▸ SOURCE DATA
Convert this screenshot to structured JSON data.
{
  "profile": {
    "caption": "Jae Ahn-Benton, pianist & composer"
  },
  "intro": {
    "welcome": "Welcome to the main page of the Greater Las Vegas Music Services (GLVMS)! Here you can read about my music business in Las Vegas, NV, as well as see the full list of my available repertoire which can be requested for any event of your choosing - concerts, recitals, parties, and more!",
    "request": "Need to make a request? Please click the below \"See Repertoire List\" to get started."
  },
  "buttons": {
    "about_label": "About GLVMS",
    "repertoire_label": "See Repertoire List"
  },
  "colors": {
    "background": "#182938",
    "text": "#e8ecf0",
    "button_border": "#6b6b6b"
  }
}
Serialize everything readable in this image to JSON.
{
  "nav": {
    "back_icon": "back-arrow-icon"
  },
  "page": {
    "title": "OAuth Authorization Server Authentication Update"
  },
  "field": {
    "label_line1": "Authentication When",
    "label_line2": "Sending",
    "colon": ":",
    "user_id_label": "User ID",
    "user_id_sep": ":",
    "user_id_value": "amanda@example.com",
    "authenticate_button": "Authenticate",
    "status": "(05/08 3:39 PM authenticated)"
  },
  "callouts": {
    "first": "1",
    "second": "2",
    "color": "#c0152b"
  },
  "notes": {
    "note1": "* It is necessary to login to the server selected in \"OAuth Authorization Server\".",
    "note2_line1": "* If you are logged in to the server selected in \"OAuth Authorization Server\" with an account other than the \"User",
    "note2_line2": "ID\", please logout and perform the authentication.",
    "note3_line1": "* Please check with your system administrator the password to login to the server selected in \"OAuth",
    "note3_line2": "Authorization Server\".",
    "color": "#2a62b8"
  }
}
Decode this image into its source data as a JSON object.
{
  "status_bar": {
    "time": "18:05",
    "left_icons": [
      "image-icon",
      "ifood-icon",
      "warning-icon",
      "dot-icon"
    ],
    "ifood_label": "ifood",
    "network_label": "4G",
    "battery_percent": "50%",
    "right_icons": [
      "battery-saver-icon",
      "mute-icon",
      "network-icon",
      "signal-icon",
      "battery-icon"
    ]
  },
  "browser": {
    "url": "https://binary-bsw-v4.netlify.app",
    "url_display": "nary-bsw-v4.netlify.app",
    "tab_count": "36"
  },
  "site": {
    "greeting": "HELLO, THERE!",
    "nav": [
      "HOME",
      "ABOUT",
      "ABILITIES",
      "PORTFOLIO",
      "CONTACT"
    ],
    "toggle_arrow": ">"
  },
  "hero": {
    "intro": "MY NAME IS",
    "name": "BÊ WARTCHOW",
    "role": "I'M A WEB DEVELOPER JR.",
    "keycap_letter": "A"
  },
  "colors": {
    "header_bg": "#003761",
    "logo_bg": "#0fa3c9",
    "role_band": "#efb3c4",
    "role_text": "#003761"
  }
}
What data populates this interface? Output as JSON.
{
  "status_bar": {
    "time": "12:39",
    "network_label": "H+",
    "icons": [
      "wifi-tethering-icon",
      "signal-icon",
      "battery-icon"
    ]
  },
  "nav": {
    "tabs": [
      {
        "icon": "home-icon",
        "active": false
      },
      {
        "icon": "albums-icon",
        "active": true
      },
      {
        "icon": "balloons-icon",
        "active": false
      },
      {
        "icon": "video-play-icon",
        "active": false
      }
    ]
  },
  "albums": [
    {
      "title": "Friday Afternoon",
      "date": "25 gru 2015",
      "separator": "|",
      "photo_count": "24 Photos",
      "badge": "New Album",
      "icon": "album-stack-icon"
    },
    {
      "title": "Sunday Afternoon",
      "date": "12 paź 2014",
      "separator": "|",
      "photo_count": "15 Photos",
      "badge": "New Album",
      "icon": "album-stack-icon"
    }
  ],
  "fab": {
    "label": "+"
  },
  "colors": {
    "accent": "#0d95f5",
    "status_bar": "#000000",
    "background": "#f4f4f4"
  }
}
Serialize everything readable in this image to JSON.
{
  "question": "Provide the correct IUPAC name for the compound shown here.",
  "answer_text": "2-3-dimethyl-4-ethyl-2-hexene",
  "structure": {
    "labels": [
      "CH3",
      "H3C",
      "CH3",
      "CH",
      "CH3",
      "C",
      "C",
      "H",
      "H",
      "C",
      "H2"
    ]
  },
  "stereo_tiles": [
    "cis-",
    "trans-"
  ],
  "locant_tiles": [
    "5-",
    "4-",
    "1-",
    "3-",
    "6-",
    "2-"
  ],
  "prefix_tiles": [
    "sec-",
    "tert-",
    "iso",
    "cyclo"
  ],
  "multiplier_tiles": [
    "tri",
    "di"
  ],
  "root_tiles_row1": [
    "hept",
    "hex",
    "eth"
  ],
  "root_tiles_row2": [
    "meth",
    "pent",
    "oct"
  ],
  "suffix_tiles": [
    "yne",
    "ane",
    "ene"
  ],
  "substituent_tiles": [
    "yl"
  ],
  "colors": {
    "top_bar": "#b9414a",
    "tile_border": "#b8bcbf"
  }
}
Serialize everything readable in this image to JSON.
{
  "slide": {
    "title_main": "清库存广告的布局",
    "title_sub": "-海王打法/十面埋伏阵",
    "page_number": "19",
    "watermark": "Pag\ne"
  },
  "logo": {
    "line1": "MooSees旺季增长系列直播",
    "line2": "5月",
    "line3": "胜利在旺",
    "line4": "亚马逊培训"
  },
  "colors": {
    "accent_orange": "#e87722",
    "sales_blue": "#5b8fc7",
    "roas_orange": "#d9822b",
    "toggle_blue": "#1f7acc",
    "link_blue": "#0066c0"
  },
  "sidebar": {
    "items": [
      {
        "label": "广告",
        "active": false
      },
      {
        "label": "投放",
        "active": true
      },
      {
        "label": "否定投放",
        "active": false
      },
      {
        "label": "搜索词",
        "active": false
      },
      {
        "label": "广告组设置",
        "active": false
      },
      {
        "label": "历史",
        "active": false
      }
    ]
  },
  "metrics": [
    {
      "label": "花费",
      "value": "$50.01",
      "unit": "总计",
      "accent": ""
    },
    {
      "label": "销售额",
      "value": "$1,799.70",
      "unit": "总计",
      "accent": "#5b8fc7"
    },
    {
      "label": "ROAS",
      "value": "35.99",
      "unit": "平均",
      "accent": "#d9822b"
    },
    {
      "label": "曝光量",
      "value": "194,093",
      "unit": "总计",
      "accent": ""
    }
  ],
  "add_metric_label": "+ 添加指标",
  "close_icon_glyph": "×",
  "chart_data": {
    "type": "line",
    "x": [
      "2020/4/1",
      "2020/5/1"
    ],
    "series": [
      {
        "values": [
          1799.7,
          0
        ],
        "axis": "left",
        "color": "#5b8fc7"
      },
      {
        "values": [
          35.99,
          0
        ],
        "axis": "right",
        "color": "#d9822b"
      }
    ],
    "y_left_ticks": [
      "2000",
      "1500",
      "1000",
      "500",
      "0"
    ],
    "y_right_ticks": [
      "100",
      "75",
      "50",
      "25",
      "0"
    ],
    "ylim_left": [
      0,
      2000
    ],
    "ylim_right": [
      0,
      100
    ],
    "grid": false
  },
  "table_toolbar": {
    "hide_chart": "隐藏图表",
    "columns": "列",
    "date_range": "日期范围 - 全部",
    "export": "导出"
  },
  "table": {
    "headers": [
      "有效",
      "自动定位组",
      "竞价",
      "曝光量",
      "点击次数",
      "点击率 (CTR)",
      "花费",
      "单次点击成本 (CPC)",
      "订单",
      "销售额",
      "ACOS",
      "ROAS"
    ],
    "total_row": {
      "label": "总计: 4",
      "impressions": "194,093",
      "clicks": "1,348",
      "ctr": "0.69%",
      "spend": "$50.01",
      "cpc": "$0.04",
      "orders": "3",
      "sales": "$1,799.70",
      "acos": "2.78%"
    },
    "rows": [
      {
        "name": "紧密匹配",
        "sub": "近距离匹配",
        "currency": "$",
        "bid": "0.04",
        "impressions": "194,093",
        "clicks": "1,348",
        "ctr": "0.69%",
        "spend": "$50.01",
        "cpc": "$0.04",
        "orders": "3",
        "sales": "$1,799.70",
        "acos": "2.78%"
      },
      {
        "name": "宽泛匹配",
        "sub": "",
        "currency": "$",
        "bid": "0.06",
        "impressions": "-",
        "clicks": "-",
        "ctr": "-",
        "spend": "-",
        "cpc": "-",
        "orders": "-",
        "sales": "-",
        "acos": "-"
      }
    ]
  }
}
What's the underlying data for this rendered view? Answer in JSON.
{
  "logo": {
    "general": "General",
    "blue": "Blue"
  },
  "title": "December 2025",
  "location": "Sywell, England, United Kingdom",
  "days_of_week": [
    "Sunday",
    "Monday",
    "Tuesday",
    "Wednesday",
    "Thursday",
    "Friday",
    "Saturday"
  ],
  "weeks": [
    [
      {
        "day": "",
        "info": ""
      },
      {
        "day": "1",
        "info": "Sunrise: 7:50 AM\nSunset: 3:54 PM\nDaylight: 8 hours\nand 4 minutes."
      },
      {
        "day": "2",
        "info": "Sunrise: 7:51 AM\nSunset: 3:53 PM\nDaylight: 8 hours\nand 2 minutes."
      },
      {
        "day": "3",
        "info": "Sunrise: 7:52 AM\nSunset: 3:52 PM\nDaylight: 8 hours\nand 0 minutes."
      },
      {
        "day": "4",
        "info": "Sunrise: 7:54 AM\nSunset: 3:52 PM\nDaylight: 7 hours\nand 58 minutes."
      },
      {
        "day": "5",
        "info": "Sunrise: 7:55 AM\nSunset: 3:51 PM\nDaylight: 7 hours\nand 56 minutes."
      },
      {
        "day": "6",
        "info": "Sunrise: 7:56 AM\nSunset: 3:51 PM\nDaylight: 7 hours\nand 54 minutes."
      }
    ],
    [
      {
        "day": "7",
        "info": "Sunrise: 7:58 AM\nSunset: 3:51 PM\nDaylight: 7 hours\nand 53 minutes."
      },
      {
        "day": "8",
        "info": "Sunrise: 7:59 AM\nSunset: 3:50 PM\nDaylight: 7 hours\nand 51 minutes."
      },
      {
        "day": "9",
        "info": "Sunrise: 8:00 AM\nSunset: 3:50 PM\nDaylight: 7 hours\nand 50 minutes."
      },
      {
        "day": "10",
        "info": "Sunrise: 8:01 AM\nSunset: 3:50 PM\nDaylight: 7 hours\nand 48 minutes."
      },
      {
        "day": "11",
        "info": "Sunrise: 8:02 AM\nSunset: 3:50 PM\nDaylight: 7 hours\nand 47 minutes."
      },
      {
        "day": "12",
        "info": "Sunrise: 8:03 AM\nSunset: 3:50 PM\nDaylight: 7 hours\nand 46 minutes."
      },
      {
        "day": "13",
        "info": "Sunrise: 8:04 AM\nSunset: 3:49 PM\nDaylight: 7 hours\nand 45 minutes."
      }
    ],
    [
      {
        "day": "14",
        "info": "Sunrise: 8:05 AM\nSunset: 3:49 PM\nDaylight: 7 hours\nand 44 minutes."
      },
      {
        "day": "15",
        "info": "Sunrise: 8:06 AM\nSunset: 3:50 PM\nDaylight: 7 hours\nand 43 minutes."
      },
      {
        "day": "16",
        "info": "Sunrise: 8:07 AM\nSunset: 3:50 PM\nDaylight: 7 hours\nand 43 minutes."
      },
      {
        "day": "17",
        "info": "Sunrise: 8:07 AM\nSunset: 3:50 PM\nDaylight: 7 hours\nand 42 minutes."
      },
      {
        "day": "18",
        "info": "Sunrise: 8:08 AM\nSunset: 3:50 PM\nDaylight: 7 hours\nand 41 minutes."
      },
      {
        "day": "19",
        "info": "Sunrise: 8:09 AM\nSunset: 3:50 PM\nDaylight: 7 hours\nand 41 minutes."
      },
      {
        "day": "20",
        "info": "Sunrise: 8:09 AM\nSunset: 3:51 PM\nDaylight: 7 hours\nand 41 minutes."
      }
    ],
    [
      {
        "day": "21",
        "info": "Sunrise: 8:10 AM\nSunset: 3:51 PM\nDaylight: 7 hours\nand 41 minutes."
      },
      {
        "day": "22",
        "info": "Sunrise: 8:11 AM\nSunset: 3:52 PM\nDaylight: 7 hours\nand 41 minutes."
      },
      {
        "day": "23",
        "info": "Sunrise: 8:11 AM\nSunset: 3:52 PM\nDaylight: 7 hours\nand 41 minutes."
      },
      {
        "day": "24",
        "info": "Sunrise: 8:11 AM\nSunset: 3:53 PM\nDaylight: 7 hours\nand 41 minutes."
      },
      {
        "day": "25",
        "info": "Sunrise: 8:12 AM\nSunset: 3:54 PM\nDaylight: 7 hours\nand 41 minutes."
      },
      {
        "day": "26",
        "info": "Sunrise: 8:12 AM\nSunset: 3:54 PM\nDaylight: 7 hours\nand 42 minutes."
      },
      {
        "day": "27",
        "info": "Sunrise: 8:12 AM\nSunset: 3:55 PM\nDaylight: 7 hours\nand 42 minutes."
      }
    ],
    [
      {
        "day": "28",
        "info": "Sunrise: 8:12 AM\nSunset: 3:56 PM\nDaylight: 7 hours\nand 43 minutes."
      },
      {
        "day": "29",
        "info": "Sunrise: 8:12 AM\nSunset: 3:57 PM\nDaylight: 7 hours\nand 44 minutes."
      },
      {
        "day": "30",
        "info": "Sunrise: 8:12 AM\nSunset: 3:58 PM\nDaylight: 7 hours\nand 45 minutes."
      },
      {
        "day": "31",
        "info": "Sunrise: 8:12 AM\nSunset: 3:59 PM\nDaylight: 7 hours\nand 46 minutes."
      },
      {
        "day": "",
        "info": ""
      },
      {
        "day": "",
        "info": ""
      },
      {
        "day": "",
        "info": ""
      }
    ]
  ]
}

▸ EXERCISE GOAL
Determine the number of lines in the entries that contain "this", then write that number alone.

▸ TASK SOLUTION
7